-- WHAT THIS TASK INVOLVES --
Show, from the records below, all lines that contain the word "self".

# # # #

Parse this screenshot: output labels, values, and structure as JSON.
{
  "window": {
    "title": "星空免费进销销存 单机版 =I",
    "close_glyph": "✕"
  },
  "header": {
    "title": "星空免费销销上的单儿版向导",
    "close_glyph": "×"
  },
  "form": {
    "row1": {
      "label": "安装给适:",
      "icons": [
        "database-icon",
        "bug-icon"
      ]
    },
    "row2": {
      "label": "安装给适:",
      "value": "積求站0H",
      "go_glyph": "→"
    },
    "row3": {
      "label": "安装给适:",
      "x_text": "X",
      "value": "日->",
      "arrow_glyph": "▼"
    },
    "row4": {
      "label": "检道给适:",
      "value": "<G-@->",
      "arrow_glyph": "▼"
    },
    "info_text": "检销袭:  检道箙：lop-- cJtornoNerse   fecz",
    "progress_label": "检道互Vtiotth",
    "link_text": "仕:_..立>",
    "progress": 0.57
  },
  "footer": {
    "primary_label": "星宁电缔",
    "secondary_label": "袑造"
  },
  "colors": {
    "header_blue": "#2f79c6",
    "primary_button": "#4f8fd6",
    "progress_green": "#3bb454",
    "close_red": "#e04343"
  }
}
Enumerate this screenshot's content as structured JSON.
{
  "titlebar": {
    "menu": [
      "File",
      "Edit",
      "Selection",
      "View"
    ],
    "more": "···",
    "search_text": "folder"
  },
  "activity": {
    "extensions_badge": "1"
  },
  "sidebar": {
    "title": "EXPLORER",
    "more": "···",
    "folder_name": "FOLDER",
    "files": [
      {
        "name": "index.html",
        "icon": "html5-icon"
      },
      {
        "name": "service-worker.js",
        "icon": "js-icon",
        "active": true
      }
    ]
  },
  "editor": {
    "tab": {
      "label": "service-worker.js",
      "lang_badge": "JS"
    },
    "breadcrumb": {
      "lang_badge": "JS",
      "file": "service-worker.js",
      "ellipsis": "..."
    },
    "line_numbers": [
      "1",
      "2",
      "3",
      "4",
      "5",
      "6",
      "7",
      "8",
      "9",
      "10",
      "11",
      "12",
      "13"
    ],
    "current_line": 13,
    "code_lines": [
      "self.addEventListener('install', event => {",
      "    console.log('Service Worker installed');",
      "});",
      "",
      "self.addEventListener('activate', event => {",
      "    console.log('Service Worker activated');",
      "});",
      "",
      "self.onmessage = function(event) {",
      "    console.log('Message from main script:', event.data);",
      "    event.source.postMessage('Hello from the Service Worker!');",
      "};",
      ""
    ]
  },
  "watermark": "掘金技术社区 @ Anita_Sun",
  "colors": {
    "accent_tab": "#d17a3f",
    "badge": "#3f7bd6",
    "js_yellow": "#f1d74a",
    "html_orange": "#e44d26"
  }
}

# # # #

-- ANSWER BOX --
      "self.addEventListener('install', event => {",
      "self.addEventListener('activate', event => {",
      "self.onmessage = function(event) {",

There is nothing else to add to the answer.